Exercise prompt: In how many lines of the listing below does the word "progress" occur? Say only the number.

Material supplied:
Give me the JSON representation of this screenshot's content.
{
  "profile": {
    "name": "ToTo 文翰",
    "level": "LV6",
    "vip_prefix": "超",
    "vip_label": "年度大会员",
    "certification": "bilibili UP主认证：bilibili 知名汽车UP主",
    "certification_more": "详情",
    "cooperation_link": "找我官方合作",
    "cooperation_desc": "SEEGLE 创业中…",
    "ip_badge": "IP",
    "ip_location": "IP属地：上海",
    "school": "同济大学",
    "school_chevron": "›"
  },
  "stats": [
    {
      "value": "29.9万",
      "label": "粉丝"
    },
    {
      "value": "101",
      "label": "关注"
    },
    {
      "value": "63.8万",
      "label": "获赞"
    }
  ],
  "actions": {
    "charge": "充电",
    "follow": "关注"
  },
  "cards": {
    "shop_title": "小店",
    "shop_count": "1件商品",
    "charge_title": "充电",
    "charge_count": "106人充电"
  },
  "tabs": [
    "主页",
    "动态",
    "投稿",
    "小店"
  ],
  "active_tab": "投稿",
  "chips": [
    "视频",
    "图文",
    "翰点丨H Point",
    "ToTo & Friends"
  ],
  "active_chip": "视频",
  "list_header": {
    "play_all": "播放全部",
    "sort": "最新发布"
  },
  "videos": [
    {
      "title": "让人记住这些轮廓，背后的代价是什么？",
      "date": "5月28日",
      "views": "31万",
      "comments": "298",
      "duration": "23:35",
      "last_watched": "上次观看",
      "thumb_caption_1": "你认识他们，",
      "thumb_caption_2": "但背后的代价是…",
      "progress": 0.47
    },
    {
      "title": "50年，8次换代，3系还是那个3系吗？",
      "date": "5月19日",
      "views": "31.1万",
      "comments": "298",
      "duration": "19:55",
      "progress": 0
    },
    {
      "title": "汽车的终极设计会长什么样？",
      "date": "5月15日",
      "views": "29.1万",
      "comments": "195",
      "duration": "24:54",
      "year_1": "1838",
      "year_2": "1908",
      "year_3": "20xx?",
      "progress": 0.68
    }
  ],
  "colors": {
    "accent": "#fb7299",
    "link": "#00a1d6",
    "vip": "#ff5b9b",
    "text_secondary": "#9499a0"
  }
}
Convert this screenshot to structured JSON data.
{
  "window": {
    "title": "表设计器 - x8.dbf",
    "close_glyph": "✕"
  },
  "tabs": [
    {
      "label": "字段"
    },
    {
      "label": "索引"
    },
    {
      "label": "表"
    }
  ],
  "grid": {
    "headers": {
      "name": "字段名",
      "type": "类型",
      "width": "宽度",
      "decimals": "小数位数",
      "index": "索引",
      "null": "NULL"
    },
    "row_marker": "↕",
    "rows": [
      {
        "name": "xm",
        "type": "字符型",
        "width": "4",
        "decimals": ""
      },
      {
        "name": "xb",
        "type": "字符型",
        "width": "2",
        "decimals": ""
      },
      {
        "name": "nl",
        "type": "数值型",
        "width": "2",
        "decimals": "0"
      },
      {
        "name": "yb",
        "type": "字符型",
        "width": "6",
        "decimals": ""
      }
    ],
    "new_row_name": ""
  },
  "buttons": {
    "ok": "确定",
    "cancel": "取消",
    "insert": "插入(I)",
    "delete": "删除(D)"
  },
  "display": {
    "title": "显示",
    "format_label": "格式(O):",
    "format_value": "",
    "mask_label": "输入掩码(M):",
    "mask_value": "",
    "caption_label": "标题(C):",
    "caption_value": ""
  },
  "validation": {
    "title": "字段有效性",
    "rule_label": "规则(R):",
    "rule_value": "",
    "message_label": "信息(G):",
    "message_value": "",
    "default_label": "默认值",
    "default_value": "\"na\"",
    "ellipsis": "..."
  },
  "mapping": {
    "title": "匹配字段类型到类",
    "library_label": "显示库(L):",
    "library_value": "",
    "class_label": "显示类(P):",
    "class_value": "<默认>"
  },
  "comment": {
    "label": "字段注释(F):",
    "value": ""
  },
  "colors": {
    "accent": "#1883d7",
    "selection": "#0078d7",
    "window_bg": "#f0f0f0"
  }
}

Solution for this task: 3